***** Exercise data

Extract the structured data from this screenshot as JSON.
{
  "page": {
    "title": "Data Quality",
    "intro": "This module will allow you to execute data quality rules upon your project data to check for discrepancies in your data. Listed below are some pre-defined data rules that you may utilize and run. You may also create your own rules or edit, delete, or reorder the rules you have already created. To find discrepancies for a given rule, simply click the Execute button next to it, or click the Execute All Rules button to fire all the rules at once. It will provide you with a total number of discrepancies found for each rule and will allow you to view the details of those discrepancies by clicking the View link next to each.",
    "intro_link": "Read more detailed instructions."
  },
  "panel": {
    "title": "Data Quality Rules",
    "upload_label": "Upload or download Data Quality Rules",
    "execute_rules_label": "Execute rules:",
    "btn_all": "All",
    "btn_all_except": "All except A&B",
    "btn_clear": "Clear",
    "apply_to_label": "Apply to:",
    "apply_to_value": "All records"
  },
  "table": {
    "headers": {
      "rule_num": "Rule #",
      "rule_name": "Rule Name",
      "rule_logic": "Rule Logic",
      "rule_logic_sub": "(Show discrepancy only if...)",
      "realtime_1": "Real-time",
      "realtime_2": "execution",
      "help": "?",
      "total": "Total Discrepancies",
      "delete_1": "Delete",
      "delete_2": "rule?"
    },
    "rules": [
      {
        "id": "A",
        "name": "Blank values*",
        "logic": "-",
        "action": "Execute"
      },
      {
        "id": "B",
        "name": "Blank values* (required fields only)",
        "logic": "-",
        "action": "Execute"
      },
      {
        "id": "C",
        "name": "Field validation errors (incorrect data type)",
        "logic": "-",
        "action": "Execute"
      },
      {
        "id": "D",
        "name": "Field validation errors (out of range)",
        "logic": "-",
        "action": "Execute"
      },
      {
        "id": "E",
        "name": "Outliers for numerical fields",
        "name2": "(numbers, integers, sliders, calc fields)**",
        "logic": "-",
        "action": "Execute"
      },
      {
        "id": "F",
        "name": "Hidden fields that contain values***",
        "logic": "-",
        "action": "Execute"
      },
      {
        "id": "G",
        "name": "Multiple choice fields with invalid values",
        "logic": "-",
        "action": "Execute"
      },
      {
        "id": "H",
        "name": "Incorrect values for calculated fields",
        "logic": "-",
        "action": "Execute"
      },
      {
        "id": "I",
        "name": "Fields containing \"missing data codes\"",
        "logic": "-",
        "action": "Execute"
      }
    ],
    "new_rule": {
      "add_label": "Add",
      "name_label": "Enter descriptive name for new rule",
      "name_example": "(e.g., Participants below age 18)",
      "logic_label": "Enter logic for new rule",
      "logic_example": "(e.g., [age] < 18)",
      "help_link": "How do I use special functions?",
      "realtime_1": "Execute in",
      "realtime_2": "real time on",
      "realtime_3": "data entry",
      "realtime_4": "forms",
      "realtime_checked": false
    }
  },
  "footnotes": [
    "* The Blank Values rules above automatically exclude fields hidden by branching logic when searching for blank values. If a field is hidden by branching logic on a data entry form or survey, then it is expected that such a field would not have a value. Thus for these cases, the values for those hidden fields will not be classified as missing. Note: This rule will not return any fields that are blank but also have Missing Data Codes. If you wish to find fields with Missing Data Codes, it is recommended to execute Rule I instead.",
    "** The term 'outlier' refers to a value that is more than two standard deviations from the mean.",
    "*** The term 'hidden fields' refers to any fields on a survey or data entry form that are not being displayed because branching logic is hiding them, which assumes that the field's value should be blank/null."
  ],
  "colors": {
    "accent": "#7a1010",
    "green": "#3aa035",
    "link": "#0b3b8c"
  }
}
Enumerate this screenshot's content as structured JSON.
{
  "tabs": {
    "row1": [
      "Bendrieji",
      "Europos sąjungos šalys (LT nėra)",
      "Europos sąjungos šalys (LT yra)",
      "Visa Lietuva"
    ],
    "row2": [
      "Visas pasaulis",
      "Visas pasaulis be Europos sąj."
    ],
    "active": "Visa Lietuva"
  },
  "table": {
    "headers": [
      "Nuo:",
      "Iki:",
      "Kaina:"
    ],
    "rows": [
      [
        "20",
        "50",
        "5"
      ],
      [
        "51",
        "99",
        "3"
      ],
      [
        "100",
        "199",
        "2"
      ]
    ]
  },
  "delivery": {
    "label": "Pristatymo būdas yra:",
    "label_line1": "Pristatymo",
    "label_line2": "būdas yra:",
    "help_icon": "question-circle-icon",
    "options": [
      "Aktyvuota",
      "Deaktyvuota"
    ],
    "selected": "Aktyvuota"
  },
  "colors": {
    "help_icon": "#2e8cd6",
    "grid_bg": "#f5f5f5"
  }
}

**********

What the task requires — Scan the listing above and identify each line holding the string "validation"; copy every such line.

Written answer —
        "name": "Field validation errors (incorrect data type)",
        "name": "Field validation errors (out of range)",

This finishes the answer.